I often see a lot of hate towards Powerlifting coaches these days. Recently, I stumbled across a Reddit thread from 6 months ago where lifters shared their personal experiences of working with a Powerlifting coach. It seems many had a bad experience and didn’t receive the services that they’d expect. I think the main reason for this is the lifters are going with someone who is a “programmer” and not a professional coach. A “programmer” would be someone who simply sends you numbers on a sheet. They tell you the sets, reps, and weight to do and you perform them. That isn’t what a Powerlifting coach should be!
A Powerlifting coach should be all-encompassing, they should be involved in every aspect of getting the lifter to their goals. In addition, they should be helping the lifter see goals they may have never been aware of. The reason I added “professional”, is because I believe lifters should be going to someone whose career is being a coach. They shouldn’t expect to get the same quality coaching from someone who is doing it for fun, on the side, after working their normal 40–60 hour a week job. Here are some things you should expect from your Powerlifting coach beyond just numbers on a sheet.
Technical efficiency is very important to the sport of Powerlifting and maximizing 1 rep max strength. Not only is it important to maximize force transfer into the bar but also minimize injury. Being injured can set you back further than any mediocre program or nutrition plan, so it’s important that a lifter picks a coach who is knowledgeable in basic human anatomy and the mechanics of each of the competition lifts. In addition to knowing the basic guidelines for competition lifts for all people, a coach should also have the ability to adjust the various variables for your height, weight, limb lengths, musculature, flexibility, and injury history.
Choosing a Weight Class
Powerlifting isn’t about being in the lowest weight class possible, though many seem to think that way. Many times, a lifter that has moved up a weight class and has been awarded with massive strength gains.
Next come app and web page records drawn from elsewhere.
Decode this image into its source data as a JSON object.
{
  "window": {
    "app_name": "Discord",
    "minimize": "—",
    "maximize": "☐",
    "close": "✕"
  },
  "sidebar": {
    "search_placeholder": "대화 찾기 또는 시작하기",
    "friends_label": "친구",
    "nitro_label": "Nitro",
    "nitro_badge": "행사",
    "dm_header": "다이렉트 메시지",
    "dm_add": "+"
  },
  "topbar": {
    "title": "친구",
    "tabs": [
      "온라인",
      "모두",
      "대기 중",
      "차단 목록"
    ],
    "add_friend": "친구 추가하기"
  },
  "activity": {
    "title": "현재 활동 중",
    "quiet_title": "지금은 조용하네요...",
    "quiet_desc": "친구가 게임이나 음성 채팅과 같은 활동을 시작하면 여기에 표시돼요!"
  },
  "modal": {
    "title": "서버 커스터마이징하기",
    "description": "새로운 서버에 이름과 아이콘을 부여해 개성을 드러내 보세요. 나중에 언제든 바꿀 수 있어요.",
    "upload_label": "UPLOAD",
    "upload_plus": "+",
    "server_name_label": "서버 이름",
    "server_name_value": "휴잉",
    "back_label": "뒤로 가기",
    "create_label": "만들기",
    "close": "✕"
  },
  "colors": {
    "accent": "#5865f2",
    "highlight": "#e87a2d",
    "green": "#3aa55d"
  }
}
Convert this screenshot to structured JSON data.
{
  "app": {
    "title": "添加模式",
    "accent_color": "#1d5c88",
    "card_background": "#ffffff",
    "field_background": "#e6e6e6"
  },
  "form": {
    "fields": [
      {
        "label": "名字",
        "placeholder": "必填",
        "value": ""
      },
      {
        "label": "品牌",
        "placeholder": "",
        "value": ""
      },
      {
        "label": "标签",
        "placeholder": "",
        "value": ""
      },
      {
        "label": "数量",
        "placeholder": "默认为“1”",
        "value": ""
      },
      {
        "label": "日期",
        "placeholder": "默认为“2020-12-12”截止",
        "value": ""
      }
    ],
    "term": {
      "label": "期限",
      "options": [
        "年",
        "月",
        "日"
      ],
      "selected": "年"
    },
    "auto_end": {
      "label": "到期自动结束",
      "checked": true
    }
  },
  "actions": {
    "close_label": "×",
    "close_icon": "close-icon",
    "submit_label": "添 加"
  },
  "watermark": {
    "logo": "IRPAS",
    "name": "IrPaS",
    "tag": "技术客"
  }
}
In addition, it can sometimes be advantageous to be in a heavier weight class as it may be less competitive. A coach should be able to assess what weight class suits a lifter for the short term and long term. A coach should know the weight a lifter should be cutting from, the competitions a lifter should cut for, and which competitions they shouldn’t. That’s right, you shouldn’t be cutting for every competition!
Path to Higher-Level Competitions
Most lifters don’t want to just do local competitions forever. They aspire to eventually go to higher-level competitions like Regionals, Provincials, Nationals, or even Worlds. Each federation in Powerlifting has its own rules and regulations required to compete in these higher-level competitions. Even within an international federation, each nation has its own rules and regulations. A coach should know what these rules and regulations are for the nation and federation you compete in. If they don’t, then it’s their job to research it! Many new lifters don’t even know these higher-level competitions exist or that they have a chance of reaching them. It’s the duty of the coach to know these rules, know their lifter, and provide them with a plan to reach these competitions and goals they never thought possible.
Competition Day Coaching
This is arguably the most important aspect of Powerlifting coaching. Competition day handling can make or break an entire training cycle. Many powerlifters have had great training cycles, with it all going to waste in a competition due to various issues. Some examples are: not making weight, improper warm ups, bad attempt selection, not knowing the rules, and more.
A Powerlifting coach should know all of the competition rules for the federation the lifter is competing in. If the warm up room and competition platform are all pound barbells and weights, then the coach should know how to load the warm up weights and pick the attempts in pounds. If the warm up room and competition platform are all kilogram barbells and weights, then the coach should know how to load the warm up weights and pick the attempts in kilograms.
Federation Rules and Regulations
Expanding further on some points above, a coach should know the rules and regulations for the federation(s) their lifter competes in. Each federation has slight differences and some of these rules and regulations change over the years. It’s the duty of the coach to be in the know of the federation and how it’s evolving. A coach should be in the know for all new developments or changes in their lifter’s federation. For instance, changes can occur in any of these areas; rules for the competition lifts, drug testing protocols or procedures, qualification criteria for higher-level competitions, and if equipment specifications are altered.
This only scratches the surface of what a lifter should expect from their Powerlifting coach. There are many other topics that could be touched upon and in further detail. But, we’ll save that for another day! Hopefully, for those looking for a Powerlifting coach, this helps to direct you in knowing what to look for and what to ask to make a good choice. For those who already have a coach, hopefully this helps in assessing the services you’re receiving and whether you have a real Powerlifting coach, or just a programmer.